Provided data —

Start of Block

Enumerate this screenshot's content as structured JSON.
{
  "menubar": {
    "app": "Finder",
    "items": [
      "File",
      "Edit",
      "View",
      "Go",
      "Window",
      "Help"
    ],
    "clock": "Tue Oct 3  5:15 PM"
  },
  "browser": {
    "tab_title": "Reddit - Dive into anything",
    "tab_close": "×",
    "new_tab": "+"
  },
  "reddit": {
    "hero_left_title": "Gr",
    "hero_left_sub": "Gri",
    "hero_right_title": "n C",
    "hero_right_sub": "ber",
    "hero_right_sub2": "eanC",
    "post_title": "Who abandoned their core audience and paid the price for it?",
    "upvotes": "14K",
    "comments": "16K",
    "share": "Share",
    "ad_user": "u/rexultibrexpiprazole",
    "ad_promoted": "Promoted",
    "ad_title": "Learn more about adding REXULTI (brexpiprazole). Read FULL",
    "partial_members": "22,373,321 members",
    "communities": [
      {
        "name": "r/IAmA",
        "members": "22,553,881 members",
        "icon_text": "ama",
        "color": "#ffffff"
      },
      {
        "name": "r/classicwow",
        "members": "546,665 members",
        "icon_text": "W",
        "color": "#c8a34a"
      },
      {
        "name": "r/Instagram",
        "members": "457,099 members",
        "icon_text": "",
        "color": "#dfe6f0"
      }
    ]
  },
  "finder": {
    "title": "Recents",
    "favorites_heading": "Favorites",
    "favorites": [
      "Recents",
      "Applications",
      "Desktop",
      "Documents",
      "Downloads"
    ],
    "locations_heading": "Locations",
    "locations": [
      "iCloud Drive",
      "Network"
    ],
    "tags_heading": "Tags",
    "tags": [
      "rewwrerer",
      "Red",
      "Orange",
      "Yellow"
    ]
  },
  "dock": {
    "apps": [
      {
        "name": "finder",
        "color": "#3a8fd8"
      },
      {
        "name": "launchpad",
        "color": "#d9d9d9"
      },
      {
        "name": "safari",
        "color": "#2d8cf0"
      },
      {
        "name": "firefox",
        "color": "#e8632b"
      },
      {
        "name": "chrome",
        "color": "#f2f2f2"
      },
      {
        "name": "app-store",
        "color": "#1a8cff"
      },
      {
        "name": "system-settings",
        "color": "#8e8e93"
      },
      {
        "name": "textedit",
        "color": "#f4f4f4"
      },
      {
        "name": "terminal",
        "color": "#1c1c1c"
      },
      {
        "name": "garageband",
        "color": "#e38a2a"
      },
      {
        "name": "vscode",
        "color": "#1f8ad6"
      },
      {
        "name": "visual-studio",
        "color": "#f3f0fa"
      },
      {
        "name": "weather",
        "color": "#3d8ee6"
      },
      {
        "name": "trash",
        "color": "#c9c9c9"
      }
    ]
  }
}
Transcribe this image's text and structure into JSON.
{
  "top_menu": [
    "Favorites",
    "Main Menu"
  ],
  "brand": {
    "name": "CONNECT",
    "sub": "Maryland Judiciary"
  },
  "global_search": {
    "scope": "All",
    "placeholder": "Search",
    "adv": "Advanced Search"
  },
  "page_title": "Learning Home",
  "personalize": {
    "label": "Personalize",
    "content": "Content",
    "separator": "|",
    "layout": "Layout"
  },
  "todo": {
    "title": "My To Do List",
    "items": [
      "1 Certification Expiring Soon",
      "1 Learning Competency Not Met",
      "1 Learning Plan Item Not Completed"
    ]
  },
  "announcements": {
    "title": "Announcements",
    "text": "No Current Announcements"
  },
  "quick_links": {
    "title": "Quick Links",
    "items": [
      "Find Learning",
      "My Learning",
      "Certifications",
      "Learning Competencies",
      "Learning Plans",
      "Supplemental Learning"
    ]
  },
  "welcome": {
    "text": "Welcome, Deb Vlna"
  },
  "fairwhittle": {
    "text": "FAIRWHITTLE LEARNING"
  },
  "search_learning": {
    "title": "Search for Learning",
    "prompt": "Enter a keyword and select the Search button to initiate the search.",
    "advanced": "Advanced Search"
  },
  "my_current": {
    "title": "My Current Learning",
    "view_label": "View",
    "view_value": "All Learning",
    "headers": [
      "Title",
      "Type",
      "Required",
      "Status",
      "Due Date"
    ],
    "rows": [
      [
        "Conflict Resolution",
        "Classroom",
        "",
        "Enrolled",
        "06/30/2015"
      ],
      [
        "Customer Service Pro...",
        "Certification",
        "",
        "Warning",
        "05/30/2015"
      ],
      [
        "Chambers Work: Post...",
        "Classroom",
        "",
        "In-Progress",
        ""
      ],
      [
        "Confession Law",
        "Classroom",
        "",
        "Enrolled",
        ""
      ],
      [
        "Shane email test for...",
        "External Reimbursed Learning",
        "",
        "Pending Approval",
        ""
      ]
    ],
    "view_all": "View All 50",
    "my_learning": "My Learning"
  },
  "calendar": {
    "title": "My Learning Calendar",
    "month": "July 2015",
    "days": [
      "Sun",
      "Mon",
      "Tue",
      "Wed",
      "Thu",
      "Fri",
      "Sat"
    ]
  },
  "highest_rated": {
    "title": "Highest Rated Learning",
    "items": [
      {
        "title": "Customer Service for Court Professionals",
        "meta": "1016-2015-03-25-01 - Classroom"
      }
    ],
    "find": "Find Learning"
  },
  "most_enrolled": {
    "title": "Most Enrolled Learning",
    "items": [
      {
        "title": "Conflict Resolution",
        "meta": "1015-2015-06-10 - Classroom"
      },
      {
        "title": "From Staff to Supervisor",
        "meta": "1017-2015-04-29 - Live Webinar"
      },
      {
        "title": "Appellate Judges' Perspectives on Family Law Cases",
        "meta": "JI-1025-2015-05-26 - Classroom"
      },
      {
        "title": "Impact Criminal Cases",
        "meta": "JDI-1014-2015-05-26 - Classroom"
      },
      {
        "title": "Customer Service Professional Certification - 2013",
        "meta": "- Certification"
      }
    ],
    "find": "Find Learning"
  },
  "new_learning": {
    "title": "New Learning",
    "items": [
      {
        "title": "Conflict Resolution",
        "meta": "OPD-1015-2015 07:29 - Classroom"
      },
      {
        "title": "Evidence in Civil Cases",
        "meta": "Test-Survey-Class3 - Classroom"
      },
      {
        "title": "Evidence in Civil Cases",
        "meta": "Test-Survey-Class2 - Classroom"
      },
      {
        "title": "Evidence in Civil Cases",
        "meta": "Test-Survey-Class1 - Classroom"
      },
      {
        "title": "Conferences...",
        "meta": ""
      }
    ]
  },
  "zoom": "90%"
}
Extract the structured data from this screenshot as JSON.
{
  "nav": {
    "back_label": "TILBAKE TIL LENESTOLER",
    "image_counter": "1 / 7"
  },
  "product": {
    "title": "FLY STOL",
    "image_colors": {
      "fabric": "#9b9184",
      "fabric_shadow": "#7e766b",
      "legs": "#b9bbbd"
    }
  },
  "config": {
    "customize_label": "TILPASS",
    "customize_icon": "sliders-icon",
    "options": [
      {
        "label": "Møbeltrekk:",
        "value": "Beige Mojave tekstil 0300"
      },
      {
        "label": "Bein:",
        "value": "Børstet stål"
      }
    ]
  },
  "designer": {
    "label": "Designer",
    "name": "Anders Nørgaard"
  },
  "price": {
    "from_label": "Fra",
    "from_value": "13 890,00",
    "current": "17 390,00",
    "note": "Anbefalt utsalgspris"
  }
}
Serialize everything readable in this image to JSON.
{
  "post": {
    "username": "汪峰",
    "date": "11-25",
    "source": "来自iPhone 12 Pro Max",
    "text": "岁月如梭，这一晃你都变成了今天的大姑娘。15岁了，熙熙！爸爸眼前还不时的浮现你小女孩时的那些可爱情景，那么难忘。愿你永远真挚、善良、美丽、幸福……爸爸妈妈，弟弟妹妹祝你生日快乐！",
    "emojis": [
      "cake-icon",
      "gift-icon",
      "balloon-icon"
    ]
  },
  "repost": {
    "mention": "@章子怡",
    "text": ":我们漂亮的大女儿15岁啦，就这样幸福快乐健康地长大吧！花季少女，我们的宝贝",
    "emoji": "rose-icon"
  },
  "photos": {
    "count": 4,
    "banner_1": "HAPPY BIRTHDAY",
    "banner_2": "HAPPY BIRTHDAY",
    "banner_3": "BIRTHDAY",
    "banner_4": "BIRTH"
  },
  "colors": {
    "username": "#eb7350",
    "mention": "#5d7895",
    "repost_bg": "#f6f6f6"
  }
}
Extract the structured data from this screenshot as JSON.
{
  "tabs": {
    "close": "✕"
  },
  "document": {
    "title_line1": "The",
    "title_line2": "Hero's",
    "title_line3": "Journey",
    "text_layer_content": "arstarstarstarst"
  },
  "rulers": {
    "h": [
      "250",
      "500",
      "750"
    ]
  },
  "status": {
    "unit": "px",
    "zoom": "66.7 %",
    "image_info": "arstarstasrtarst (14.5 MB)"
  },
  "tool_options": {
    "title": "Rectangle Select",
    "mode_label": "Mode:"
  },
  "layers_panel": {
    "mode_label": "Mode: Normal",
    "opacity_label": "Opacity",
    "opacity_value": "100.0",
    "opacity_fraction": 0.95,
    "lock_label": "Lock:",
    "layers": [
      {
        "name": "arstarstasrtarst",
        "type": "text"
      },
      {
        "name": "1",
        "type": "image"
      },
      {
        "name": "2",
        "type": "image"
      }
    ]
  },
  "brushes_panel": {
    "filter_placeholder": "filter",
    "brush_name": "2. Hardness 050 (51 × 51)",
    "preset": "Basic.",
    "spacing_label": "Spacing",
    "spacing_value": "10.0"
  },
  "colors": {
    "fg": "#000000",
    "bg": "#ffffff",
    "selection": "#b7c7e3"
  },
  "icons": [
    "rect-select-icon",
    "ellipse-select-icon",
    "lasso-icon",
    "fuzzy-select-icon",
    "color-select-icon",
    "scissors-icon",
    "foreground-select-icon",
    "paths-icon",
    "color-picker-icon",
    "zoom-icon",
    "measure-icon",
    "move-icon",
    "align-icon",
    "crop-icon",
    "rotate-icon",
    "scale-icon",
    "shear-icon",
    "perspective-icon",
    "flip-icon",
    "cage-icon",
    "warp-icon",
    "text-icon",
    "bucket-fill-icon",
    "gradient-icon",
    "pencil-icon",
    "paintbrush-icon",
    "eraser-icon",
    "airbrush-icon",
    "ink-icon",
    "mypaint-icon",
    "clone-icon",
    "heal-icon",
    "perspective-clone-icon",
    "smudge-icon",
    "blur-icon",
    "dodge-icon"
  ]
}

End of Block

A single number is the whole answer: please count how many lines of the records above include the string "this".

Finished exercise —
5